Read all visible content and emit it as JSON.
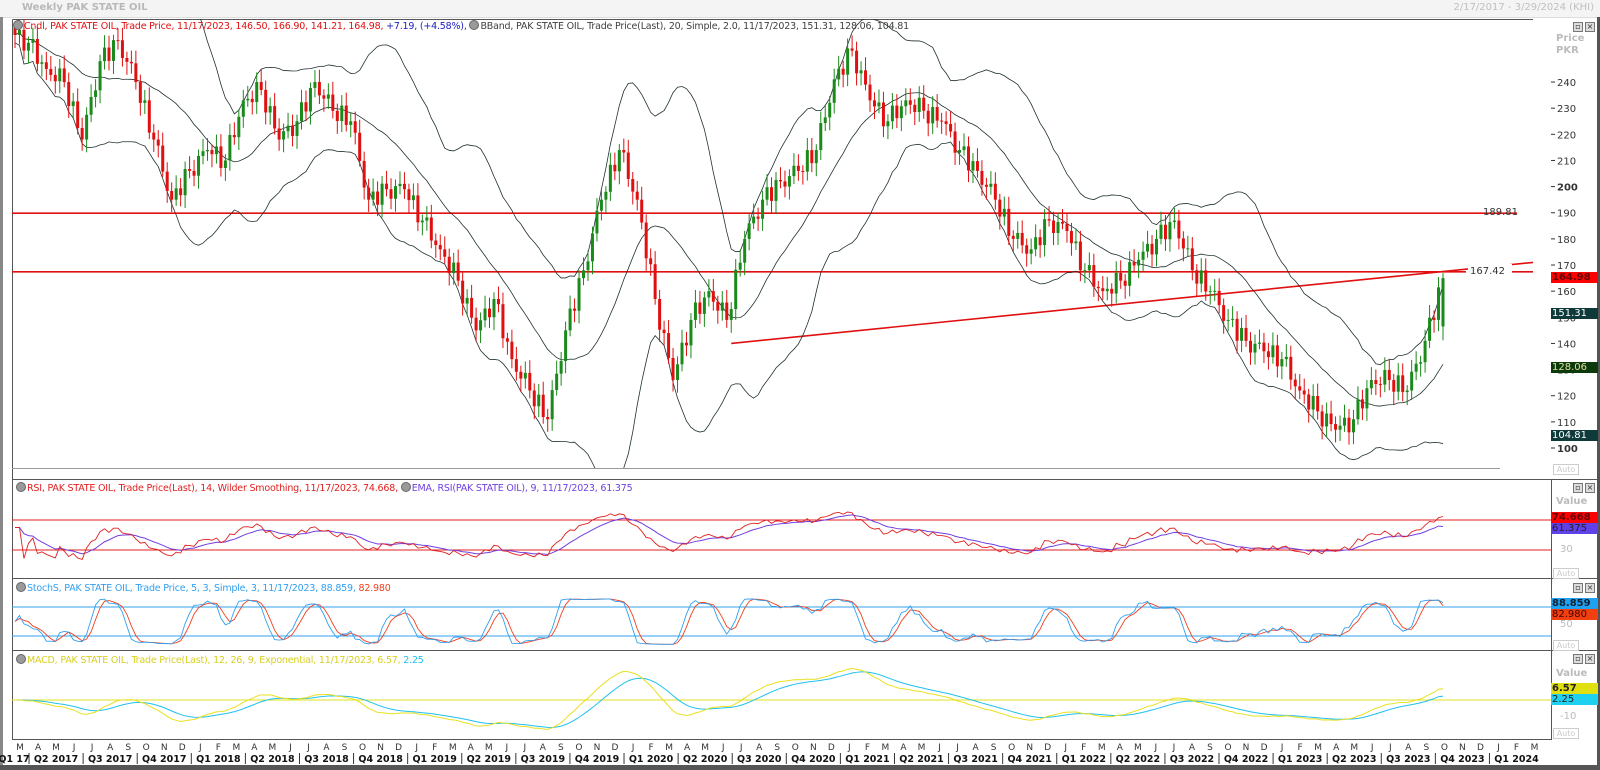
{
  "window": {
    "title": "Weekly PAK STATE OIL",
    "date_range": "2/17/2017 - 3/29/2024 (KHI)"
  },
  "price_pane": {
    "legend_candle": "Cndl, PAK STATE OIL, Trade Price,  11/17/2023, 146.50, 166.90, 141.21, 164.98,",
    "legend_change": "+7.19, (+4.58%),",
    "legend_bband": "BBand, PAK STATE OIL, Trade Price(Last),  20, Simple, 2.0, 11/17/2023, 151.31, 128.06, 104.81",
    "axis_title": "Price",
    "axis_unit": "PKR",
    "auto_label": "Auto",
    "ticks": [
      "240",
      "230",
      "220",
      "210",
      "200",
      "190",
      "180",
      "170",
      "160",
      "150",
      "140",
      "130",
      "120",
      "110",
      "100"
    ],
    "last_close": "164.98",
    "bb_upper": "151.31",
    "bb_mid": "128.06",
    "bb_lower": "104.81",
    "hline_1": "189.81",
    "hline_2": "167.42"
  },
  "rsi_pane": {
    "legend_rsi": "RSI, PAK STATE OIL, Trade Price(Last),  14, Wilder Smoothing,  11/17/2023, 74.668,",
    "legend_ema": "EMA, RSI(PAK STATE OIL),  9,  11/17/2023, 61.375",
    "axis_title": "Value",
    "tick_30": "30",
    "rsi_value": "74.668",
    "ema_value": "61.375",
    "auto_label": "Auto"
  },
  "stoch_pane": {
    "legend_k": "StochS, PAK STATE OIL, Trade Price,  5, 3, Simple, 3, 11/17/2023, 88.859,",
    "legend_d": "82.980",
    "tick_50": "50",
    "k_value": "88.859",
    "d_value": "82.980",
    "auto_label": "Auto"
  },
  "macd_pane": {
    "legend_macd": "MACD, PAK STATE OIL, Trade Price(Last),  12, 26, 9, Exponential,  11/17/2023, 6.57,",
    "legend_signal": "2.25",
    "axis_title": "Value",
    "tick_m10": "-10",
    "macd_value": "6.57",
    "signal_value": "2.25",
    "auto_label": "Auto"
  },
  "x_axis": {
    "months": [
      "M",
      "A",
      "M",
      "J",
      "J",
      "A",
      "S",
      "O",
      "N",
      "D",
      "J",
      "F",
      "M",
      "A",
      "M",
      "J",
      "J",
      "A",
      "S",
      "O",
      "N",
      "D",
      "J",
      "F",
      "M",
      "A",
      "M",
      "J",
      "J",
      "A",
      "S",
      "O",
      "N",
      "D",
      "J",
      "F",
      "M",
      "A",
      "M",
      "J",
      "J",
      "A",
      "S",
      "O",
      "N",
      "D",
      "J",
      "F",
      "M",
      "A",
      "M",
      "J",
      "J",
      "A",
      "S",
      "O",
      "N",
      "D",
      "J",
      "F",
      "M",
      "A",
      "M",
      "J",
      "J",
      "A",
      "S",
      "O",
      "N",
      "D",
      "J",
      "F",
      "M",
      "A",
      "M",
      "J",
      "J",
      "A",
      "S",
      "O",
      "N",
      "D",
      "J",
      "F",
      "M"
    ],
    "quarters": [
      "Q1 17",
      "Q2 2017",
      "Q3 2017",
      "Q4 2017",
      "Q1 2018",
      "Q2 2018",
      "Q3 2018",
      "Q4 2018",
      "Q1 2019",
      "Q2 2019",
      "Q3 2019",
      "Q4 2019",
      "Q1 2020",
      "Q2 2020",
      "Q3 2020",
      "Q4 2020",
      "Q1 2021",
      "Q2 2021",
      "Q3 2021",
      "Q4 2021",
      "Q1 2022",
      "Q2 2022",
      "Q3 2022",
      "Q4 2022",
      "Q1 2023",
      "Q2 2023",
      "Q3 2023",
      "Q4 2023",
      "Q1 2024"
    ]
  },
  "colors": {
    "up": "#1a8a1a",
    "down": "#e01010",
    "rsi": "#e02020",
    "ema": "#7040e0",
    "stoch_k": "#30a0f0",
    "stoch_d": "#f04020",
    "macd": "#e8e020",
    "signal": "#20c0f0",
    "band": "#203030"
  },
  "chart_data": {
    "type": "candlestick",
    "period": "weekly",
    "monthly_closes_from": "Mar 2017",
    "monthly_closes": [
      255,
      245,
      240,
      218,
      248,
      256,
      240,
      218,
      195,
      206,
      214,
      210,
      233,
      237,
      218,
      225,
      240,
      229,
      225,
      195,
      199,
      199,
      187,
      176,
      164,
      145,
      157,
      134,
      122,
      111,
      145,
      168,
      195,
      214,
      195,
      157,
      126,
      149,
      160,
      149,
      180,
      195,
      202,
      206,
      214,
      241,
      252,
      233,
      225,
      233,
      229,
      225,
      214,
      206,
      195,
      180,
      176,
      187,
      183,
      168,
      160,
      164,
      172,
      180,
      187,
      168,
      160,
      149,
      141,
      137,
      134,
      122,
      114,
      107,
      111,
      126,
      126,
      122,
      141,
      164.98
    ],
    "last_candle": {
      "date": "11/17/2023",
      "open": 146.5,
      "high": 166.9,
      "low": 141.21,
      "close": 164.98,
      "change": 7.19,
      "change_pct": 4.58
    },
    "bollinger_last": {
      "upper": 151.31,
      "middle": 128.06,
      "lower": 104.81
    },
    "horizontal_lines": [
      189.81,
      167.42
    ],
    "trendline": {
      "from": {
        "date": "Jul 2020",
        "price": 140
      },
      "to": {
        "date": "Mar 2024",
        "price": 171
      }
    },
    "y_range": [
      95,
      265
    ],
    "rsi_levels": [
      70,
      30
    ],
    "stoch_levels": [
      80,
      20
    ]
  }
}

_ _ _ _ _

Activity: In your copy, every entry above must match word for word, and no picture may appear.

Response to the task:
Read all visible content and emit it as JSON.
{
  "window": {
    "title": "Weekly PAK STATE OIL",
    "date_range": "2/17/2017 - 3/29/2024 (KHI)"
  },
  "price_pane": {
    "legend_candle": "Cndl, PAK STATE OIL, Trade Price,  11/17/2023, 146.50, 166.90, 141.21, 164.98,",
    "legend_change": "+7.19, (+4.58%),",
    "legend_bband": "BBand, PAK STATE OIL, Trade Price(Last),  20, Simple, 2.0, 11/17/2023, 151.31, 128.06, 104.81",
    "axis_title": "Price",
    "axis_unit": "PKR",
    "auto_label": "Auto",
    "ticks": [
      "240",
      "230",
      "220",
      "210",
      "200",
      "190",
      "180",
      "170",
      "160",
      "150",
      "140",
      "130",
      "120",
      "110",
      "100"
    ],
    "last_close": "164.98",
    "bb_upper": "151.31",
    "bb_mid": "128.06",
    "bb_lower": "104.81",
    "hline_1": "189.81",
    "hline_2": "167.42"
  },
  "rsi_pane": {
    "legend_rsi": "RSI, PAK STATE OIL, Trade Price(Last),  14, Wilder Smoothing,  11/17/2023, 74.668,",
    "legend_ema": "EMA, RSI(PAK STATE OIL),  9,  11/17/2023, 61.375",
    "axis_title": "Value",
    "tick_30": "30",
    "rsi_value": "74.668",
    "ema_value": "61.375",
    "auto_label": "Auto"
  },
  "stoch_pane": {
    "legend_k": "StochS, PAK STATE OIL, Trade Price,  5, 3, Simple, 3, 11/17/2023, 88.859,",
    "legend_d": "82.980",
    "tick_50": "50",
    "k_value": "88.859",
    "d_value": "82.980",
    "auto_label": "Auto"
  },
  "macd_pane": {
    "legend_macd": "MACD, PAK STATE OIL, Trade Price(Last),  12, 26, 9, Exponential,  11/17/2023, 6.57,",
    "legend_signal": "2.25",
    "axis_title": "Value",
    "tick_m10": "-10",
    "macd_value": "6.57",
    "signal_value": "2.25",
    "auto_label": "Auto"
  },
  "x_axis": {
    "months": [
      "M",
      "A",
      "M",
      "J",
      "J",
      "A",
      "S",
      "O",
      "N",
      "D",
      "J",
      "F",
      "M",
      "A",
      "M",
      "J",
      "J",
      "A",
      "S",
      "O",
      "N",
      "D",
      "J",
      "F",
      "M",
      "A",
      "M",
      "J",
      "J",
      "A",
      "S",
      "O",
      "N",
      "D",
      "J",
      "F",
      "M",
      "A",
      "M",
      "J",
      "J",
      "A",
      "S",
      "O",
      "N",
      "D",
      "J",
      "F",
      "M",
      "A",
      "M",
      "J",
      "J",
      "A",
      "S",
      "O",
      "N",
      "D",
      "J",
      "F",
      "M",
      "A",
      "M",
      "J",
      "J",
      "A",
      "S",
      "O",
      "N",
      "D",
      "J",
      "F",
      "M",
      "A",
      "M",
      "J",
      "J",
      "A",
      "S",
      "O",
      "N",
      "D",
      "J",
      "F",
      "M"
    ],
    "quarters": [
      "Q1 17",
      "Q2 2017",
      "Q3 2017",
      "Q4 2017",
      "Q1 2018",
      "Q2 2018",
      "Q3 2018",
      "Q4 2018",
      "Q1 2019",
      "Q2 2019",
      "Q3 2019",
      "Q4 2019",
      "Q1 2020",
      "Q2 2020",
      "Q3 2020",
      "Q4 2020",
      "Q1 2021",
      "Q2 2021",
      "Q3 2021",
      "Q4 2021",
      "Q1 2022",
      "Q2 2022",
      "Q3 2022",
      "Q4 2022",
      "Q1 2023",
      "Q2 2023",
      "Q3 2023",
      "Q4 2023",
      "Q1 2024"
    ]
  },
  "colors": {
    "up": "#1a8a1a",
    "down": "#e01010",
    "rsi": "#e02020",
    "ema": "#7040e0",
    "stoch_k": "#30a0f0",
    "stoch_d": "#f04020",
    "macd": "#e8e020",
    "signal": "#20c0f0",
    "band": "#203030"
  },
  "chart_data": {
    "type": "candlestick",
    "period": "weekly",
    "monthly_closes_from": "Mar 2017",
    "monthly_closes": [
      255,
      245,
      240,
      218,
      248,
      256,
      240,
      218,
      195,
      206,
      214,
      210,
      233,
      237,
      218,
      225,
      240,
      229,
      225,
      195,
      199,
      199,
      187,
      176,
      164,
      145,
      157,
      134,
      122,
      111,
      145,
      168,
      195,
      214,
      195,
      157,
      126,
      149,
      160,
      149,
      180,
      195,
      202,
      206,
      214,
      241,
      252,
      233,
      225,
      233,
      229,
      225,
      214,
      206,
      195,
      180,
      176,
      187,
      183,
      168,
      160,
      164,
      172,
      180,
      187,
      168,
      160,
      149,
      141,
      137,
      134,
      122,
      114,
      107,
      111,
      126,
      126,
      122,
      141,
      164.98
    ],
    "last_candle": {
      "date": "11/17/2023",
      "open": 146.5,
      "high": 166.9,
      "low": 141.21,
      "close": 164.98,
      "change": 7.19,
      "change_pct": 4.58
    },
    "bollinger_last": {
      "upper": 151.31,
      "middle": 128.06,
      "lower": 104.81
    },
    "horizontal_lines": [
      189.81,
      167.42
    ],
    "trendline": {
      "from": {
        "date": "Jul 2020",
        "price": 140
      },
      "to": {
        "date": "Mar 2024",
        "price": 171
      }
    },
    "y_range": [
      95,
      265
    ],
    "rsi_levels": [
      70,
      30
    ],
    "stoch_levels": [
      80,
      20
    ]
  }
}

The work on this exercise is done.